Finally, a NIMBY complainer complaining about actual legal nuisances rather than the typical “I don’t like the looks of it, and … and … and TRAFFIC!” BS they usually spew.
If Ashby is a nuisance (yet to be built), then this surely is as well. When the regulators won’t regulate, sometimes the common law will.
His property has gone UP in value. I realize this is his home, and we can all become emotionally attached to a place, but the fact is his property is now going to be situated in a place ripe for a developer.
This is one of the downsides to living in a city with no zoning. We all get to enjoy the benefits of an affordable city, but we also have to live with hap-hazard development.
He needs to sue Hinz, and quietly settle out of court (let Hinz buy his place at an inflated value).
Perhaps Armstrong should speak with his landlord at Bolton Management Trust and in turn he could plead his tenant’s case with Hines management.
He’s now getting TV exposure. I just caught the tail end of a piece on 13 complete with live shot of the patio and comments from his neighbors.
I agree that no-zoning means Hines has the right to build a tower next to a house, but is doesn’t mean they have the right to cause damage to the house. They should have taken precaution to avoid this. Also, property rights mean the homeowner has the right to quiet enjoyment of his property, without nuisance such as the fumes.
I agree with the previous poster, this is one of those rare cases where the complaint has merit.
Pushing the envelope in the worst way. Unsafe construction practices that cause harm. No excuse for this, deed restrictions or not, zoning or not. It’s illegal. Call your lawyer, take pictures, document it.

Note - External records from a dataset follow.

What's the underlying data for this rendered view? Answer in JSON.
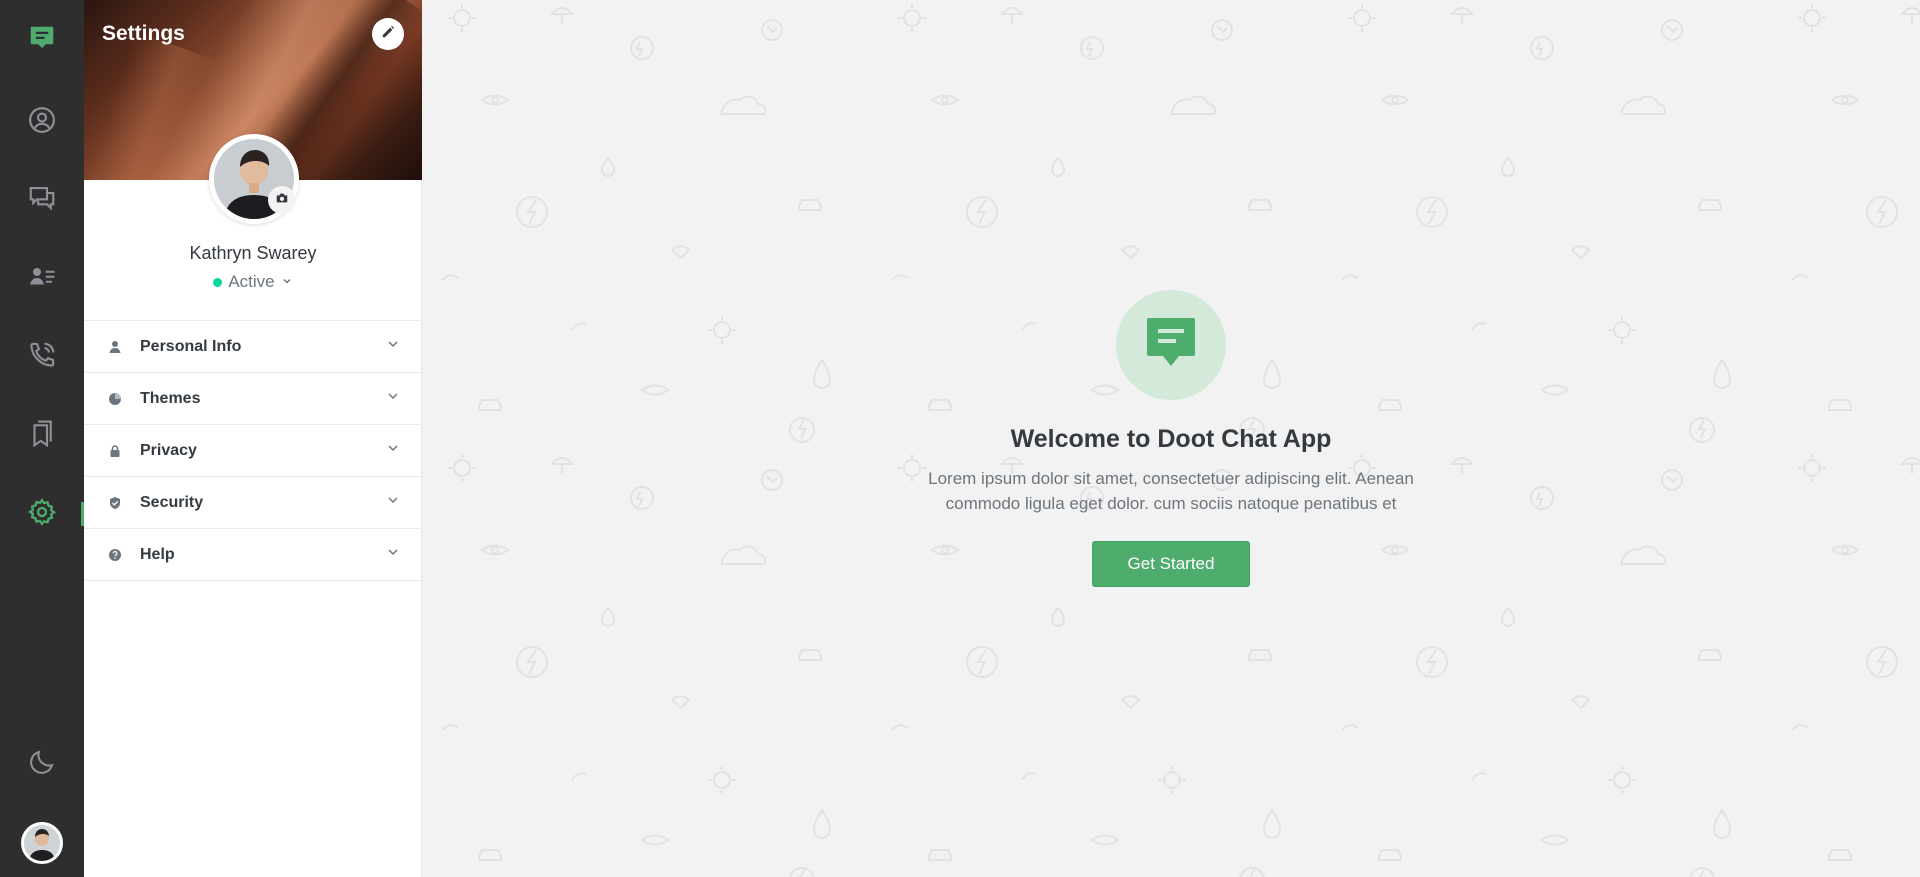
{
  "app": {
    "accent_color": "#4eac6d",
    "rail_color": "#2e2e2e"
  },
  "rail": {
    "items": [
      {
        "icon": "chat-logo-icon",
        "active": false
      },
      {
        "icon": "user-profile-icon",
        "active": false
      },
      {
        "icon": "chats-icon",
        "active": false
      },
      {
        "icon": "contacts-icon",
        "active": false
      },
      {
        "icon": "calls-icon",
        "active": false
      },
      {
        "icon": "bookmarks-icon",
        "active": false
      },
      {
        "icon": "settings-icon",
        "active": true
      }
    ],
    "bottom": [
      {
        "icon": "moon-icon"
      },
      {
        "icon": "avatar"
      }
    ]
  },
  "settings": {
    "title": "Settings",
    "user_name": "Kathryn Swarey",
    "status": "Active",
    "status_color": "#06d6a0",
    "sections": [
      {
        "label": "Personal Info",
        "icon": "user-icon"
      },
      {
        "label": "Themes",
        "icon": "palette-icon"
      },
      {
        "label": "Privacy",
        "icon": "lock-icon"
      },
      {
        "label": "Security",
        "icon": "shield-icon"
      },
      {
        "label": "Help",
        "icon": "question-icon"
      }
    ]
  },
  "welcome": {
    "title": "Welcome to Doot Chat App",
    "text_line1": "Lorem ipsum dolor sit amet, consectetuer adipiscing elit. Aenean",
    "text_line2": "commodo ligula eget dolor. cum sociis natoque penatibus et",
    "button": "Get Started"
  }
}
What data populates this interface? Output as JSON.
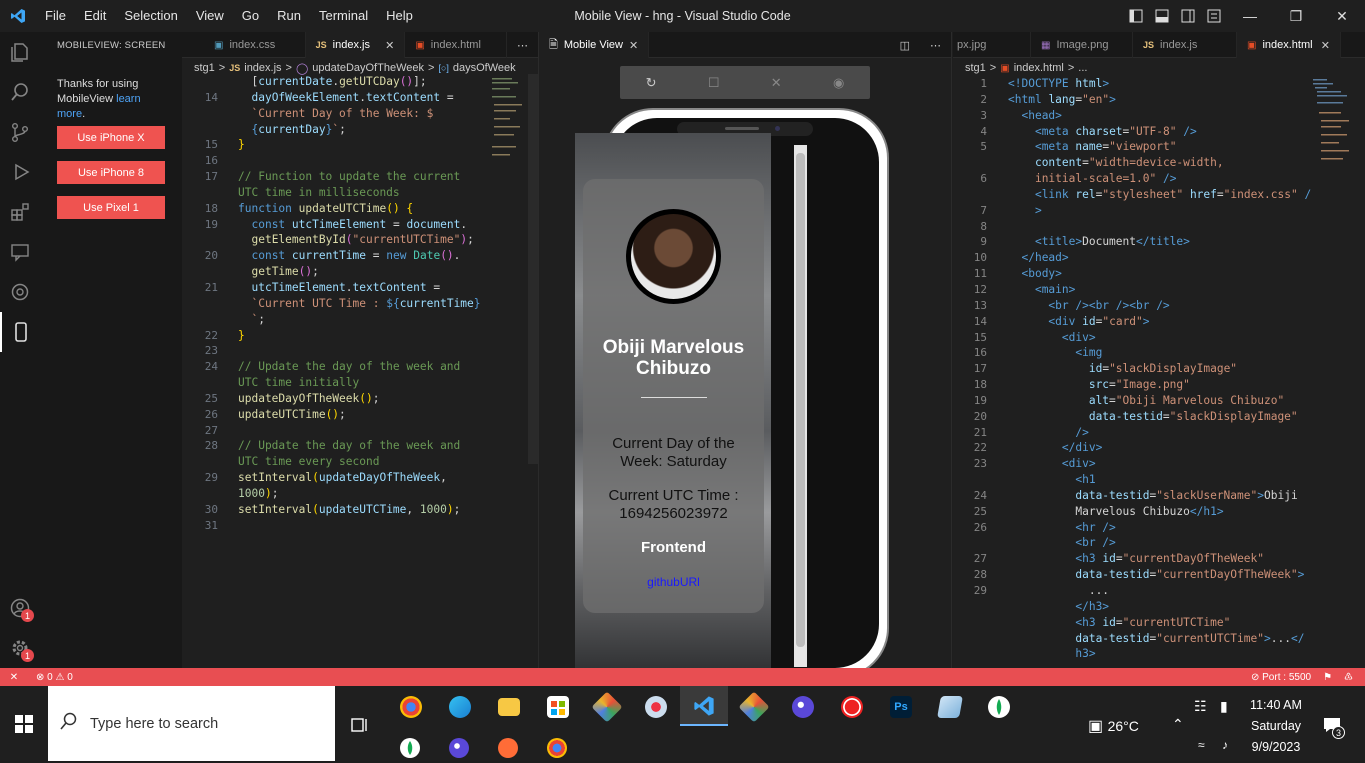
{
  "window": {
    "title": "Mobile View - hng - Visual Studio Code",
    "menu": [
      "File",
      "Edit",
      "Selection",
      "View",
      "Go",
      "Run",
      "Terminal",
      "Help"
    ]
  },
  "sidebar": {
    "header": "MOBILEVIEW: SCREEN",
    "message": "Thanks for using MobileView",
    "link": "learn more",
    "period": ".",
    "buttons": [
      "Use iPhone X",
      "Use iPhone 8",
      "Use Pixel 1"
    ]
  },
  "activity_badges": [
    "1",
    "1"
  ],
  "left_editor": {
    "tabs": [
      "index.css",
      "index.js",
      "index.html"
    ],
    "breadcrumb": [
      "stg1",
      ">",
      "index.js",
      ">",
      "updateDayOfTheWeek",
      ">",
      "daysOfWeek"
    ]
  },
  "mobile_view": {
    "tab": "Mobile View",
    "card": {
      "name": "Obiji Marvelous Chibuzo",
      "day": "Current Day of the Week: Saturday",
      "utc": "Current UTC Time : 1694256023972",
      "track": "Frontend",
      "link": "githubURl"
    }
  },
  "right_editor": {
    "tabs": [
      "px.jpg",
      "Image.png",
      "index.js",
      "index.html"
    ],
    "breadcrumb": [
      "stg1",
      ">",
      "index.html",
      ">",
      "..."
    ]
  },
  "statusbar": {
    "remote": "✕",
    "errors": "0",
    "warnings": "0",
    "port": "Port : 5500"
  },
  "taskbar": {
    "search_placeholder": "Type here to search",
    "weather": "26°C",
    "time": "11:40 AM",
    "day": "Saturday",
    "date": "9/9/2023",
    "notifications": "3"
  }
}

Sorry Nimbys you live in the middle of the city with no zoning